The goal of this course is to allow students to make a direct connection between the fundamental concepts taught in introduction chemistry and cultural anthropology with our most basic need- food. We will explore the science of food from different cultural angles, cultural identity issues and exciting cultural forms, such as, molecular gastronomy. From a cultural perspective, we will focus on several theoretical and methodological frameworks. We will cultural history, race, cultural regionalism, social class, and ecological—to understand the role of food in cultures throughout the world. Regardless of race, gender, nationality, ethnicity or socioeconomic standing, all humans have a few basic needs in common such as water, oxygen and food-all of which are chemicals and culturally defined.
Scientific Analysis and Writing
This college course is for incoming first-year students who will likely major in one of the sciences at Colorado College and then continue their education and careers in scientific research, science teaching or in one of the health professions.
The primary goals of this course are: 1) to equip students with the ability and confidence to write effectively and successfully; 2) to improve the student’s analytical, problem solving and learning skills to help them succeed in undergraduate studies at Colorado College.
The logical development of ideas, with the precise, unclouded and succinct communication of those ideas through effective writing and speaking, is among the most challenging yet important skills to be mastered in college. All courses at the college require excellent writing (whether for a paper, lab report or essay exam) and speaking abilities (class discussions and presentations). Better writing can mean better grades. Writing, discussions and public speaking are powerful tools for learning science. Poor communication skills are usually a sign of poor understanding of a topic or concept.
In class, the ability to listen carefully, take accurate notes, study with focus, think critically, participate in discussions, and write effectively on essay exams is essential for success.
Society and Identity
This course investigates those social, political and psychological forces that are implicated in the ways young people define who they are and how they interact with their families, peers and communities. In addition, this course investigates how people’s identity shapes the way they engage with and relate to the social world.
First we'll examine the complexities and contradictions of youth engagement with media and technology. We'll examine the discourses surrounding the relationship between youth and various forms of media. At the same time, this course investigates the ways youth make use of multiple forms of media including music, video, and the Internet to express themselves, forge social networks, and
effect social change. It focuses on the effects of media and technology on society and culture and, more specifically, on the everyday realities of young people.

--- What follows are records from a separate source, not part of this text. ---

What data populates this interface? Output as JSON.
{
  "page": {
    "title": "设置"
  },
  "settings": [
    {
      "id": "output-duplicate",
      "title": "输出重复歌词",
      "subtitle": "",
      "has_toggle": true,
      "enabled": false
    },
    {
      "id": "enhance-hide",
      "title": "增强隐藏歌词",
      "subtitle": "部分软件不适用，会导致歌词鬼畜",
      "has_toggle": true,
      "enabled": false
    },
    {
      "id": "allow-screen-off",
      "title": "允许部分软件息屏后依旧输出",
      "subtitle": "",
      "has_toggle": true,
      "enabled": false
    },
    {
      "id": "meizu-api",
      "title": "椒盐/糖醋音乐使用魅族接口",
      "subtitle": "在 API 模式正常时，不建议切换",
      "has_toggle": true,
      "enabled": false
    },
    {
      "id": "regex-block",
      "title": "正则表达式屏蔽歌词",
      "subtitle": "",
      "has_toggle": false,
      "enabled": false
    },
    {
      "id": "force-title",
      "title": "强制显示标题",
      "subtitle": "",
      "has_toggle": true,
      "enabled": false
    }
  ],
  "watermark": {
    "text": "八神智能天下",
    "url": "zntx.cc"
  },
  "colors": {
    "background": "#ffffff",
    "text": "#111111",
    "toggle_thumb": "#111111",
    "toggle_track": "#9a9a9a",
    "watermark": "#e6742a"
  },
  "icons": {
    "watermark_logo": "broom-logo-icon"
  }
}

In addition, this course examines the debates and issues raised by the emergence and use of so-called new media (e.g., Internet, computer games, and CD-ROMS).
Once we have explored youth's engagement with media and technology, we will examine psychological theories and situations to understand the ways people create and recreate "identities" in intra- and inter-personal, and intergroup dynamics. What determines the formation of identity? What are the processes of identity formation? Who has influence over how each person's identity is formed? We will examine psychological frameworks and learn about research methods in psychology as we answer these questions.